VB: Doug receives hundreds of brand and PR pitches a week. It’s really tough – sometimes we have people who email us multiple times to break through. For people we have not worked with before, the best way to stand out is to ensure your email has a clearly defined ask. Sometimes people say things like, “We can’t say which brand it is yet” – which we completely understand – but it does help to have all of the specifics of the proposed partnership in that first piece of outreach.
We really like it when people craft succinct emails that state their objectives, why they think Doug is a fit, and which platforms they would like to focus their efforts on, and what their goals are, etc. It’s difficult to vet requests if they are vague and only state a general desire to work together.
Crowdtap: What’s the No. 1 factor that would incite you to work with a brand again?
VB: For us, even beyond compensation, it’s the ability to approach the project with our own editorial lens. We are cognizant of things like FTC guidelines and the need to use hashtags that ladder up to broader marketing programs. Where we are less flexible is when it comes to the editorial direction of the content. We know Doug’s audience better than anyone, so we appreciate when brands trust us to take the lead from a creative standpoint.

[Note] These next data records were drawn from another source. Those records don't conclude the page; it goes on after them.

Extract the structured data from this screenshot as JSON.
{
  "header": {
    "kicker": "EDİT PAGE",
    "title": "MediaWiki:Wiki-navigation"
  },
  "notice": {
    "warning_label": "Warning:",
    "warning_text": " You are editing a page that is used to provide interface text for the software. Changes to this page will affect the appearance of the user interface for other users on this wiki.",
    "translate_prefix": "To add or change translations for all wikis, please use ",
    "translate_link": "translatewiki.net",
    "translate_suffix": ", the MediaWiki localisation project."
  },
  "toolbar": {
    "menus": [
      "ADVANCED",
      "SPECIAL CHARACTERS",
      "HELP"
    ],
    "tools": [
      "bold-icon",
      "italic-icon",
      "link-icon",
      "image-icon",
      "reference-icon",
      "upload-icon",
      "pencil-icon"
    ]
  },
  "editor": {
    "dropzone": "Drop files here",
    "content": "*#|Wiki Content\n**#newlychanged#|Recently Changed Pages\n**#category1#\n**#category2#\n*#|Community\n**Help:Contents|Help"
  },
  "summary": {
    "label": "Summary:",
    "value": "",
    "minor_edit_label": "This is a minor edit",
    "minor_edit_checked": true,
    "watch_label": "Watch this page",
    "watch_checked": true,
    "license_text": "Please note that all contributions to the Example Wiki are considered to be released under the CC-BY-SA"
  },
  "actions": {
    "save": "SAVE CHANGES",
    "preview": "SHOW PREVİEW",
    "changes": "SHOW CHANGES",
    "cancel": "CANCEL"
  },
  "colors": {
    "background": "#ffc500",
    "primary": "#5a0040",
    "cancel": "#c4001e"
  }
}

That said, we do see these partnerships as collaborations. We’re always open to hearing suggestions or thought-starters from the brand, bearing in mind that Doug has a unique voice and style to which we always adhere.
Crowdtap: What are some of Doug’s more successful brand experiences?
VB: We recently worked with Cinnamon Toast Crunch on a campaign in which they wanted to promote a “selfie spoon.” This was absolutely perfect for Doug as it combined food – though Doug does not eat “human” food; he strictly eats organic dog food – and pop culture. The brand gave us free reign to approach the project as we liked.
Another great partnership was with Flonase. We worked with them last fall to help promote a pet photo contest. Their goal was to use celebrity pets to help encourage their fans to share their own user-generated content centered on all of the fun things pets can do when their humans aren’t suffering from seasonal allergies, like jumping in the leaves and playing outdoors.
We created a couple of posts for this effort, and Doug was a perfect fit given his personality and his human’s own challenges with seasonal allergies. The content we shared help inspire people to enter the contest and think more creatively about their pet photos, and the brand was then able to repurpose the content across their larger advertising spend.
Crowdtap: How important is video to Doug’s overall content strategy?
VB: Video was central to Doug’s strategy from Day 1. His videos often tie into pop culture themes, so they are relatable to the audience. Other times, Doug’s content introduces people to pop culture. My grandma saw Doug’s “Hotline Bling” parody video before she even knew about the Drake song.
On Facebook in particular, short-form video content outperforms all other kinds of content, so that has been our focus beyond some of the still images you might see on Instagram. Of course, since Doug is an animal, these videos take time. A fifteen-second video can take up to two days to shoot, because want to make sure he is comfortable and not overworked. Doug is always in the driver’s seat.
Crowdtap: What’s next for you and Doug?
VB: We have some things in the works that we can’t talk about quite yet, including some partnerships with high-profile events. Beyond that, Doug’s coffee table book will be out before end of year (you can pre-order now). We’re also working on another calendar – Doug is currently among the best-sellers on Amazon.
In terms of where influencer marketing is headed, I think we’ll continue to see maturation in this space. Digital creators are beginning to feel the pressure of balancing their creative pursuits with running a business, and that’s where people like me come in for support. For high-profile digital celebrities, having a talent agent and manager is critical to ensuring the best possible experience for both the creator and the brands with which they partner.
Learn more about winning creator partnerships in our report, “The State of Influencer Marketing.”